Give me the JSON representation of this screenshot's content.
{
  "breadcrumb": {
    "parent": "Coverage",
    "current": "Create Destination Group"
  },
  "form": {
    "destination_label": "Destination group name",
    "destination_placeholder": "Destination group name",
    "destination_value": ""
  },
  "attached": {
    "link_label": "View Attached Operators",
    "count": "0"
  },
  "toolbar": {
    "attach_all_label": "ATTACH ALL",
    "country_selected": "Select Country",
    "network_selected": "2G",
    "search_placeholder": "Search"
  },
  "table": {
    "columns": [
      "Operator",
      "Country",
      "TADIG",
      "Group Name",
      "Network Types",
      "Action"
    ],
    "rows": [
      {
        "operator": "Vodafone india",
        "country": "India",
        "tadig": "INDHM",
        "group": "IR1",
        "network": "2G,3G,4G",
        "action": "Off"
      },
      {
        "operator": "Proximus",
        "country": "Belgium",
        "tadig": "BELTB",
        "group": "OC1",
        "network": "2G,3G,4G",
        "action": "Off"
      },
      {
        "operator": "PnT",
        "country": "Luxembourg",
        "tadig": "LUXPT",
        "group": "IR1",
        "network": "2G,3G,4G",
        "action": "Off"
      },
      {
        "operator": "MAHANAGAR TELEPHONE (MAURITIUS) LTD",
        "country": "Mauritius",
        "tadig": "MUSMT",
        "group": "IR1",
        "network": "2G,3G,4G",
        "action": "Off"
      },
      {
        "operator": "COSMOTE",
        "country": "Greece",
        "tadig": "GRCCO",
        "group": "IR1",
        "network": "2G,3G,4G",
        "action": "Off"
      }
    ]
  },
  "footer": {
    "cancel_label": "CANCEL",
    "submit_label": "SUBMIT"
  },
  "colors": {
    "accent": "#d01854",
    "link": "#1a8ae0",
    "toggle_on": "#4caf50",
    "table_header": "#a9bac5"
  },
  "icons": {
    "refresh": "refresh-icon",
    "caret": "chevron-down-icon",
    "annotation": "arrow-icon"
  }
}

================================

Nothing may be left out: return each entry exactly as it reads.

Give me the JSON representation of this screenshot's content.
{
  "breadcrumb": {
    "parent": "Coverage",
    "current": "Create Destination Group"
  },
  "form": {
    "destination_label": "Destination group name",
    "destination_placeholder": "Destination group name",
    "destination_value": ""
  },
  "attached": {
    "link_label": "View Attached Operators",
    "count": "0"
  },
  "toolbar": {
    "attach_all_label": "ATTACH ALL",
    "country_selected": "Select Country",
    "network_selected": "2G",
    "search_placeholder": "Search"
  },
  "table": {
    "columns": [
      "Operator",
      "Country",
      "TADIG",
      "Group Name",
      "Network Types",
      "Action"
    ],
    "rows": [
      {
        "operator": "Vodafone india",
        "country": "India",
        "tadig": "INDHM",
        "group": "IR1",
        "network": "2G,3G,4G",
        "action": "Off"
      },
      {
        "operator": "Proximus",
        "country": "Belgium",
        "tadig": "BELTB",
        "group": "OC1",
        "network": "2G,3G,4G",
        "action": "Off"
      },
      {
        "operator": "PnT",
        "country": "Luxembourg",
        "tadig": "LUXPT",
        "group": "IR1",
        "network": "2G,3G,4G",
        "action": "Off"
      },
      {
        "operator": "MAHANAGAR TELEPHONE (MAURITIUS) LTD",
        "country": "Mauritius",
        "tadig": "MUSMT",
        "group": "IR1",
        "network": "2G,3G,4G",
        "action": "Off"
      },
      {
        "operator": "COSMOTE",
        "country": "Greece",
        "tadig": "GRCCO",
        "group": "IR1",
        "network": "2G,3G,4G",
        "action": "Off"
      }
    ]
  },
  "footer": {
    "cancel_label": "CANCEL",
    "submit_label": "SUBMIT"
  },
  "colors": {
    "accent": "#d01854",
    "link": "#1a8ae0",
    "toggle_on": "#4caf50",
    "table_header": "#a9bac5"
  },
  "icons": {
    "refresh": "refresh-icon",
    "caret": "chevron-down-icon",
    "annotation": "arrow-icon"
  }
}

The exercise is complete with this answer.